Striving to combine theory with practice is one of the characteristics of a communist. As Lenin once put it: 'Practice without theory is blind; theory without practice is sterile'.

Theory, strategy and tactics have to be constantly reviewed, revised or developed. In recent years this has produced such initiatives as:

  • A new edition of our party's programme, Britain's Road to Socialism.
  • More cadre school and Communist University events in the different nations and regions of Britain.
  • The promotion of 21st Century Marxism as a major annual event.
  • Enhanced propaganda and political education materials.
  • Regular and more frequent publication – and wider circulation – of our theoretical and discussion journal, Communist Review.
  • Increased use of the internet as a means of informing, involving and mobilising party members and supporters.
  • Reorganisation through the re-establishment of districts and commissions.

Our approach has long enabled the CP to exercise an influence way beyond the its numbers in terms of membership. In all this work, we have been – and continue to be – driven by our party's aims as set out in Rule 2 of the Party's constitution:

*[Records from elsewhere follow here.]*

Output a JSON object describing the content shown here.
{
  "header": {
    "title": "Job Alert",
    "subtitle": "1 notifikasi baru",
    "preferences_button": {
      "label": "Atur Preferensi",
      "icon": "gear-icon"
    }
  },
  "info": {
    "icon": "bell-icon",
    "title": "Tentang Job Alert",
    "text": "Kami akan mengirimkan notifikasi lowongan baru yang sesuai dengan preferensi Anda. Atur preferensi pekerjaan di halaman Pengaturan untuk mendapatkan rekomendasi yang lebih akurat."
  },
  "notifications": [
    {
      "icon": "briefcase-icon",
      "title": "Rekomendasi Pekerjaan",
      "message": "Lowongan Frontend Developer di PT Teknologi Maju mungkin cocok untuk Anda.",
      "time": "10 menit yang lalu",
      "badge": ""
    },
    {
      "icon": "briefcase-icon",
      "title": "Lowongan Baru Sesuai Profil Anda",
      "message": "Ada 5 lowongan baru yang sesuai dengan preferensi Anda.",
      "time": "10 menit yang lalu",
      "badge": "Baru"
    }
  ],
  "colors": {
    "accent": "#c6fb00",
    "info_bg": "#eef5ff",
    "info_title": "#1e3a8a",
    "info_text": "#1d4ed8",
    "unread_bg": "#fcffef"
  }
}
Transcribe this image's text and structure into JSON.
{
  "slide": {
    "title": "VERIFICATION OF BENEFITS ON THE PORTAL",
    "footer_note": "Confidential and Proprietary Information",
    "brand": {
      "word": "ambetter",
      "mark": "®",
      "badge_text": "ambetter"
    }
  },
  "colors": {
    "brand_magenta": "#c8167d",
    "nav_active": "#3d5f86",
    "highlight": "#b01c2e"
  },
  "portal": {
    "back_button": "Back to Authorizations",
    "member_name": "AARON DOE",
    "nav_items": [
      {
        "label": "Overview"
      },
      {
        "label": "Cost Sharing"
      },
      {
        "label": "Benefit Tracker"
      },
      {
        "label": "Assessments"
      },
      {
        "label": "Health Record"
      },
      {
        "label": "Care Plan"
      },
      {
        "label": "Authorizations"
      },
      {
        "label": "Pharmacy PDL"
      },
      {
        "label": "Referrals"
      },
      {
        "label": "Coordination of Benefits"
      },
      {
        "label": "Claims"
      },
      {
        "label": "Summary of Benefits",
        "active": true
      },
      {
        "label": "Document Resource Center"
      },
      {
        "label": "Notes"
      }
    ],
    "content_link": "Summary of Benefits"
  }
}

“The aim of the Communist Party is to achieve a socialist Britain in which the means of production, distribution and exchange will be socially owned and utilised in a planned way for the benefit of all. This necessitates a revolutionary transformation of society, ending the existing capitalist system of exploitation and replacing it with a socialist society in which each will contribute according to ability and receive according to work done. Socialist society creates the conditions for the advance to a fully communist form of society in which each will receive according to need.”

However, words alone do not a party make.

Our effectiveness as an agent for revolutionary change depends on the discipline, expertise and effectiveness of our members; on their ability to respond to developments and turn ideas into action.

Yet we still have a great deal to do to rebuild the Party’s strength and influence. We have to overcome a range of problems, including our small size and our limited central resources and finances. Our membership does not fully represent the diversity of the working class and society in Britain today. Changes in the nature and patterns of employment make collective organisation more difficult.

Then there remains the hostility towards communism fostered by decades of Cold War propaganda, not least the work of anti-communist historians.

All of this makes it more important than ever that the political work that communists do – the ways in which we organise, agitate and educate – is subjected to continual critical analysis. Just as our theory must be a living, organic and evolving set of ideas, so too our practice should be dynamic and innovative while rooted in the reality that we seek to change.

Now more than ever, the working class of Britain needs a bigger and more powerful Communist Party; one which exercises mass influence among working people. The offensive unleashed by our ruling class in response to capitalist crisis makes it more urgent than ever that we win recruits, expand our presence in every trade union and mass organisation, develop new cadres and spread Marxist ideas and understanding across the labour movement.

The purpose of this Communist Party Activists' Handbook is to provide cadres and Party organisations with the theory behind the practice, as well as practical guidelines to help inform and shape our activities. Some of its practical proposals will not be applicable in all circumstances and everywhere, but its chief objective is to provide comrades with the necessary tools to equip and build the Communist Party, so that we can play a more effective role in the political class struggle.

Additional and more detailed resources can be found on our website. The work of providing Party members with the most effective means and resources for organising is an ongoing one which cannot be done solely from the top down. Any resources, solutions and successes that Party organisations develop locally should be shared with comrades at all levels. That is one of the strengths of having and working in a collective, disciplined and democratic Communist Party.

Organisation Committee April 2013